Collected data:
****************
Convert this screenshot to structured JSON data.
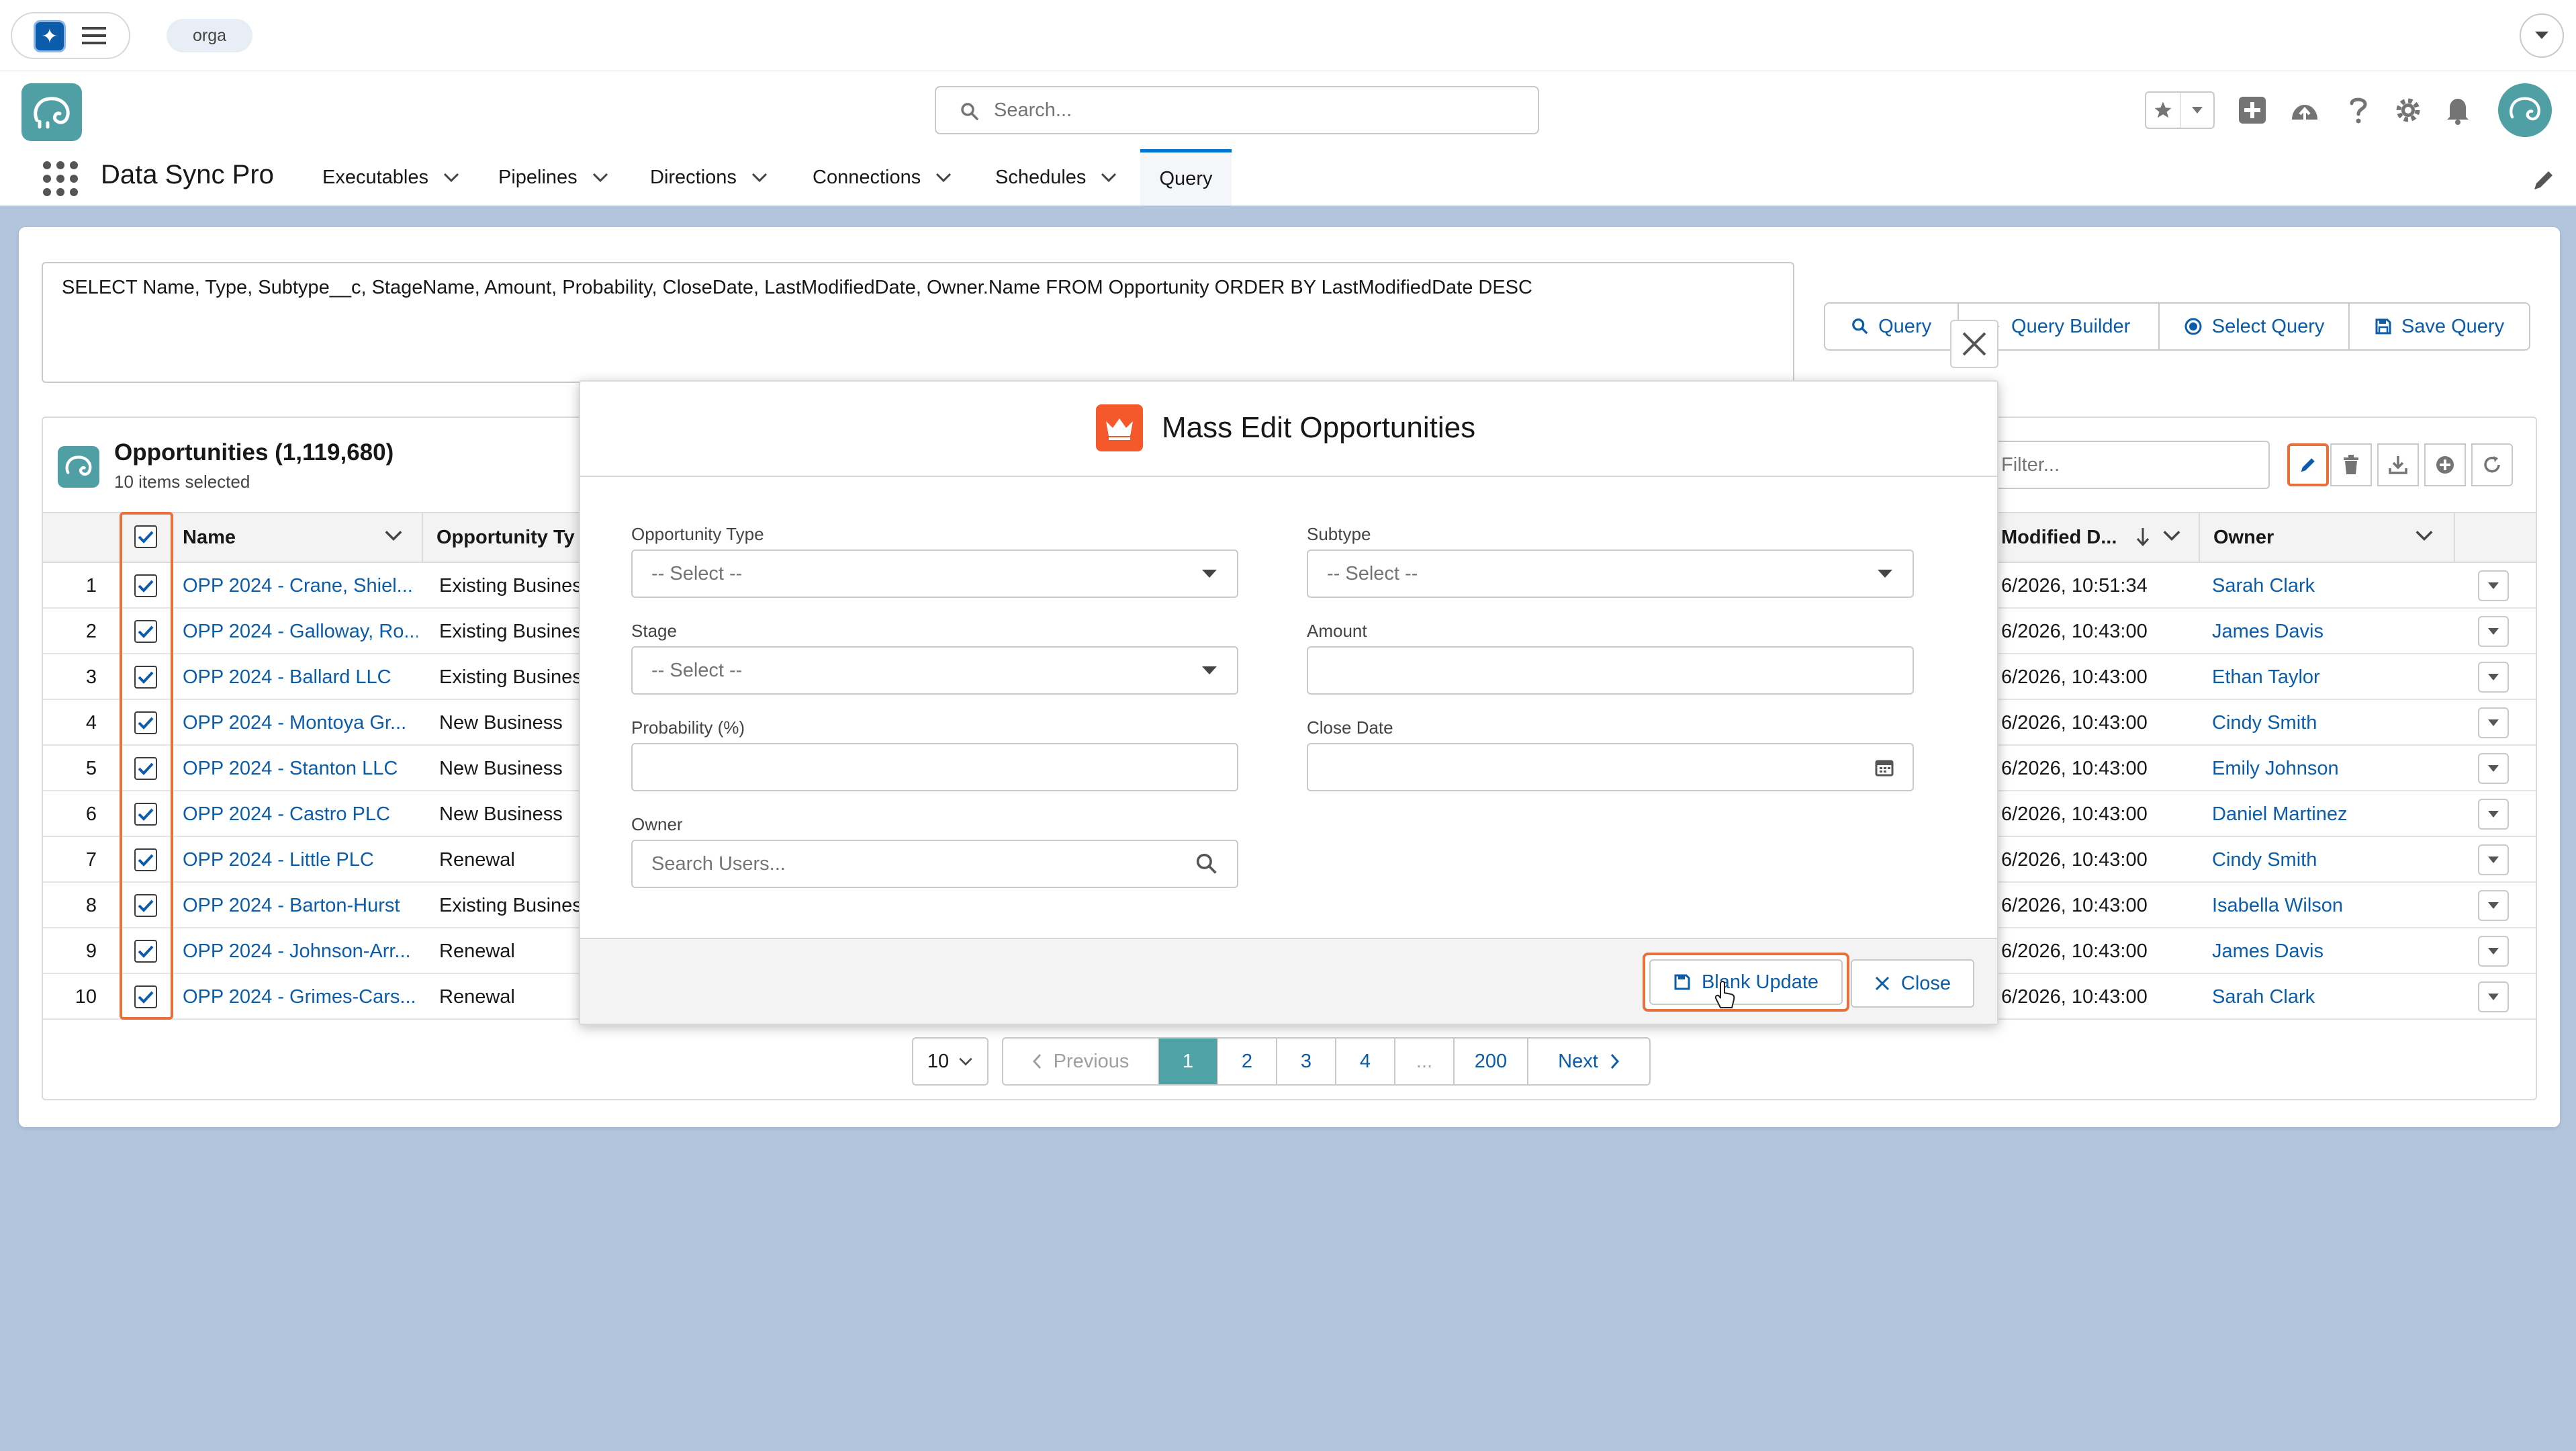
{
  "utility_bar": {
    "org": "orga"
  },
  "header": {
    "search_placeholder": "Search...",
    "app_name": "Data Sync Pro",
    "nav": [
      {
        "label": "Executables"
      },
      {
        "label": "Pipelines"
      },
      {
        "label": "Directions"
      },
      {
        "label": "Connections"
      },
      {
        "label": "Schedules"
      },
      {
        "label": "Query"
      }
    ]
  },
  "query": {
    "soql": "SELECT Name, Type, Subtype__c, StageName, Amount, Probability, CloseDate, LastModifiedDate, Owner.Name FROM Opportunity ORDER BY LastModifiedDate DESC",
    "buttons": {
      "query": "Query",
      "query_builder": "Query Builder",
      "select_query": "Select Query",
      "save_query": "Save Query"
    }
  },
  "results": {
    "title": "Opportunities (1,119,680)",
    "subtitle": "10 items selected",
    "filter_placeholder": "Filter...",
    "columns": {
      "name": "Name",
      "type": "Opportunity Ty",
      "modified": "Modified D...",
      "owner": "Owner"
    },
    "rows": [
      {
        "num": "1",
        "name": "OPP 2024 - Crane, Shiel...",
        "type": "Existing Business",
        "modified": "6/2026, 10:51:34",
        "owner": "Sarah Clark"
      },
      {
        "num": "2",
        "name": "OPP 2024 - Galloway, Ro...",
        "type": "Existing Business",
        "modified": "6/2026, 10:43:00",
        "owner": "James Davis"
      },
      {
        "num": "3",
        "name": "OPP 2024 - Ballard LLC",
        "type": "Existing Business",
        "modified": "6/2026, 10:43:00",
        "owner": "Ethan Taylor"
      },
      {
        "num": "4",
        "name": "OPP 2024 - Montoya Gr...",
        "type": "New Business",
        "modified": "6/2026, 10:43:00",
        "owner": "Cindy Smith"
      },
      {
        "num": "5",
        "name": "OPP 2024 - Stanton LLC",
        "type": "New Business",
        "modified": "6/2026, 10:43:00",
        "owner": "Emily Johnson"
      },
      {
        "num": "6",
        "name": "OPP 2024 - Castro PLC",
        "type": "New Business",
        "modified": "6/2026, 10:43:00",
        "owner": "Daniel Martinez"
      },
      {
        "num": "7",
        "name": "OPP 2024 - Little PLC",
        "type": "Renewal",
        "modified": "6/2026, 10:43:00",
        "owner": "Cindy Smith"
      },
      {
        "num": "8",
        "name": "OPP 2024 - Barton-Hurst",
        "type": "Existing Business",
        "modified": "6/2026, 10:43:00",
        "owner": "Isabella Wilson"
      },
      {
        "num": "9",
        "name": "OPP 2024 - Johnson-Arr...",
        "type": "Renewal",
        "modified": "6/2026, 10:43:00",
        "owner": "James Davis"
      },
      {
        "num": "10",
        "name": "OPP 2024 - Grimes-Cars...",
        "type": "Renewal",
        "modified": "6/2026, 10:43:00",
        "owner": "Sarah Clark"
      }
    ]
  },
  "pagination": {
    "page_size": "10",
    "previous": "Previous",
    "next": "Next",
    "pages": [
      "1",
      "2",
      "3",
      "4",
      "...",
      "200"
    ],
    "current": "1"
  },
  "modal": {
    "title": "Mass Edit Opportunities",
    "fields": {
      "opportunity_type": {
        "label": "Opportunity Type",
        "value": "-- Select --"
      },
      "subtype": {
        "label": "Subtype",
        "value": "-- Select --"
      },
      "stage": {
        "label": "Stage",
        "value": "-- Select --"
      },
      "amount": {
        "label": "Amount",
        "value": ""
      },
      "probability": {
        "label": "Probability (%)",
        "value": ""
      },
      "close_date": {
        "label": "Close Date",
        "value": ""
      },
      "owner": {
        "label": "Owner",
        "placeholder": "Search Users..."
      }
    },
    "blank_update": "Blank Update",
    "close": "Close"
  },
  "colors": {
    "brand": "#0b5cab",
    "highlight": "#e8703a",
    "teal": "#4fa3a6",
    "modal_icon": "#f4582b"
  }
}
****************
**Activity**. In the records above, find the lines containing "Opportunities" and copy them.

**Reply to the task**.
    "title": "Opportunities (1,119,680)",
    "title": "Mass Edit Opportunities",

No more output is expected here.